Progress and Regression: A Study of Spiritual Growth in the Life of Peter

Before I started following Jesus in my senior year of High School, I was selfish, arrogant and sarcastic.

Now that I've been following Jesus for over 20 years, I'm a lot less sarcastic and I'm definitely less arrogant. But the selfish thing is still a battle.

Sometimes I do a good job at putting others before myself, but it certainly needs to be more consistent. Sometimes I get discouraged when I have a day where I act like a selfish jerk to my family or to other drivers on the road, or to random people in Walmart.

I know it's not what God asks me to do. And in fact, I know that if I let the Holy Spirit work in me and through me I should consistently see Love, Joy, Peace, Patience, Goodness, Kindness, Faithfulness and Self-Control. None of those is an aspect of selfishness, and several of them at pretty much the opposite of it.

But after 20 years, some days I just kind of ignore the fact that without making an intentional decision to be connected to God, I'm never going to be able to just manufacture this healthier, holier existence on my own.

But I saw something in the narrative of Peter just this week which encouraged me. 

Here's the broad arch:

Peter is called by Jesus. Peter demonstrates the courage to walk away from a steady job with a steady paycheck. Peter follows Jesus for the duration of Jesus' ministry. He watches Jesus do many miracles. At one point, he declares his faith in Jesus as Messiah, and Jesus commends him. He also hilariously tries to correct Jesus at one point (after saying he's the Messiah).

But after all this time, when Jesus is being tried in a kangaroo court, Peter tells everyone he doesn't know Jesus at all. To save his own skin, Peter betrays Jesus. It's an act of cowardice for which Peter feels great shame.

After the resurrection of Jesus, one of his first acts is to restore Peter. To forgive him and encourage him and reaffirm Peter as a leader in the advent of the Kingdom Jesus has introduced to the world.

Peter shows incredible boldness after this: standing up to religious authorities who wish to silence him. Peter is willing to endure beatings, imprisonment, and even a death sentence without slowing down. He visits people that had been "outsiders" to share the gospel despite the fact others would criticise him. In other words, he becomes a man of courageous action.

And then Paul recaps a story to us in Galatians 2. In this story, he says that Peter, who had been commanded by God to build relationships with outsiders, suddenly stopped having anything to do with those outsiders when some religious leaders showed up in Antioch. Paul had to call him out on it - that he was so worried what these religious leaders might think and say, Peter ignored what God had told him. It was cowardly. 

Peter, after being chosen by the Messiah, personally restored from an act of cowardice, and who had faced great persecution and seen God do great miracles through himself. Peter, to whom God spoke directly and gave Peter specific instructions - this Peter didn't want a little blowback from some religious leaders.

In my eyes, it's a shocking regression. And I'm so grateful.

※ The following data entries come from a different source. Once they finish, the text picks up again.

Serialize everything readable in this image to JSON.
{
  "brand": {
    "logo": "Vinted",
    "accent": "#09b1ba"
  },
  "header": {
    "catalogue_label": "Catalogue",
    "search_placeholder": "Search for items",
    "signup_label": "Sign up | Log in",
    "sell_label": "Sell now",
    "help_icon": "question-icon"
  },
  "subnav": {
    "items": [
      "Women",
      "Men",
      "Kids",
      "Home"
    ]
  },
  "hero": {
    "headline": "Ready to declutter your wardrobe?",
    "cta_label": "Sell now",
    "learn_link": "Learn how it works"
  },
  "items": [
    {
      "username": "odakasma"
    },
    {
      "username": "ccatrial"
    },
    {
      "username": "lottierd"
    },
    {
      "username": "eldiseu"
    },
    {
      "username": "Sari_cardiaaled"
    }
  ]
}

Because I feel like my selfish streak can be just like this.

I'll really and truly ask God to work in me and through me, and when I'm really relying on Him, progress happens. He forgives me for my past screw ups and restores the part of my life which are all out of whack.

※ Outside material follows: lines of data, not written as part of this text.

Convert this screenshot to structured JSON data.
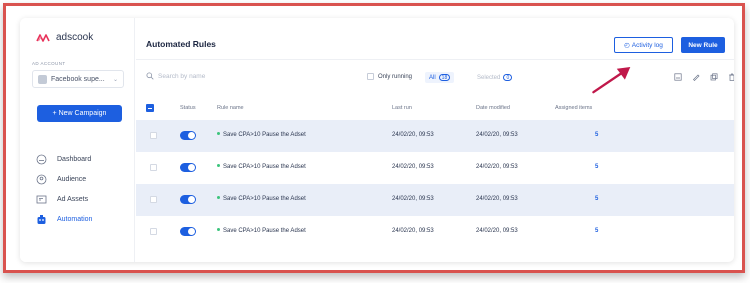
{
  "brand": {
    "name": "adscook",
    "color": "#e8325a"
  },
  "sidebar": {
    "account_label": "AD ACCOUNT",
    "account_value": "Facebook supe...",
    "new_campaign_label": "+ New Campaign",
    "items": [
      {
        "label": "Dashboard",
        "icon": "dashboard-icon"
      },
      {
        "label": "Audience",
        "icon": "audience-icon"
      },
      {
        "label": "Ad Assets",
        "icon": "ad-assets-icon"
      },
      {
        "label": "Automation",
        "icon": "automation-icon",
        "active": true
      }
    ]
  },
  "header": {
    "title": "Automated Rules",
    "activity_log_label": "Activity log",
    "new_rule_label": "New Rule"
  },
  "toolbar": {
    "search_placeholder": "Search by name",
    "only_running_label": "Only running",
    "all_label": "All",
    "all_count": "18",
    "selected_label": "Selected",
    "selected_count": "0"
  },
  "table": {
    "columns": [
      "Status",
      "Rule name",
      "Last run",
      "Date modified",
      "Assigned items"
    ],
    "rows": [
      {
        "name": "Save CPA>10 Pause the Adset",
        "last_run": "24/02/20, 09:53",
        "modified": "24/02/20, 09:53",
        "assigned": "5",
        "status_on": true
      },
      {
        "name": "Save CPA>10 Pause the Adset",
        "last_run": "24/02/20, 09:53",
        "modified": "24/02/20, 09:53",
        "assigned": "5",
        "status_on": true
      },
      {
        "name": "Save CPA>10 Pause the Adset",
        "last_run": "24/02/20, 09:53",
        "modified": "24/02/20, 09:53",
        "assigned": "5",
        "status_on": true
      },
      {
        "name": "Save CPA>10 Pause the Adset",
        "last_run": "24/02/20, 09:53",
        "modified": "24/02/20, 09:53",
        "assigned": "5",
        "status_on": true
      }
    ]
  },
  "colors": {
    "accent": "#1d5fe0",
    "highlight_border": "#d9534f",
    "arrow": "#c0184a",
    "row_shade": "#e9eef8",
    "running_dot": "#3cc47c"
  }
}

I watch God do incredible stuff in my life and in my family - providing for us and blessing us. And then I'll go right back to being a selfish jerk and want to karate chop myself in the neck for screwing up for the umpteenth time.

I take encouragement from Peter that this is a lifelong process. And that we all have predisposed areas of weakness or fault. Maybe you have no trouble being selfless, but you have your own rough edges which you desperately want God to sand down and finish.

I see this as a method God uses to keep us from becoming lazy.

In Judges 3, the scripture says that God left enemies in the land of Canaan to teach warfare to the children of the people who took the land in the first place. God could easily wipe out everyone, yet he knew doing so would cause the new inhabitants (his chosen people), to slide into a contentment which would end up harming them.

Paul spoke of a thorn in his flesh which kept him humble - telling me that pride was likely Paul's version of my selfishness and Peter's cowardice.

So when you find yourself still fighting with some issue that's been hanging onto you for years and years even though you've been earnestly and diligently following God, be grateful. It's there so that we will actually continue to grow, rather than being a sign of a lack of growth.

It reminds is when we're drifting away from relying of Jesus.

I have found that when everything is going well, I tend to put my life on cruise control. And when I'm on cruise control, I always drift away from Jesus, not closer to him. So when I start seeing selfish tendencies, I know that I need to turn cruise control off and get back to putting in the effort necessary to see good results.

I need to take regular walks late in the evening to pray. I need to take a moment to remember by need to depend on the Holy Spirit in the morning. I need to recall that when I set foot in my house after a long day at work, I'm not supposed to give out leftovers, but rather the best of what I have to offer in life.

I don't know exactly what you need to do when you see your "red flag" going up, but when it does, don't condemn yourself. Give thanks to God and do the things which help you grow closer to Jesus.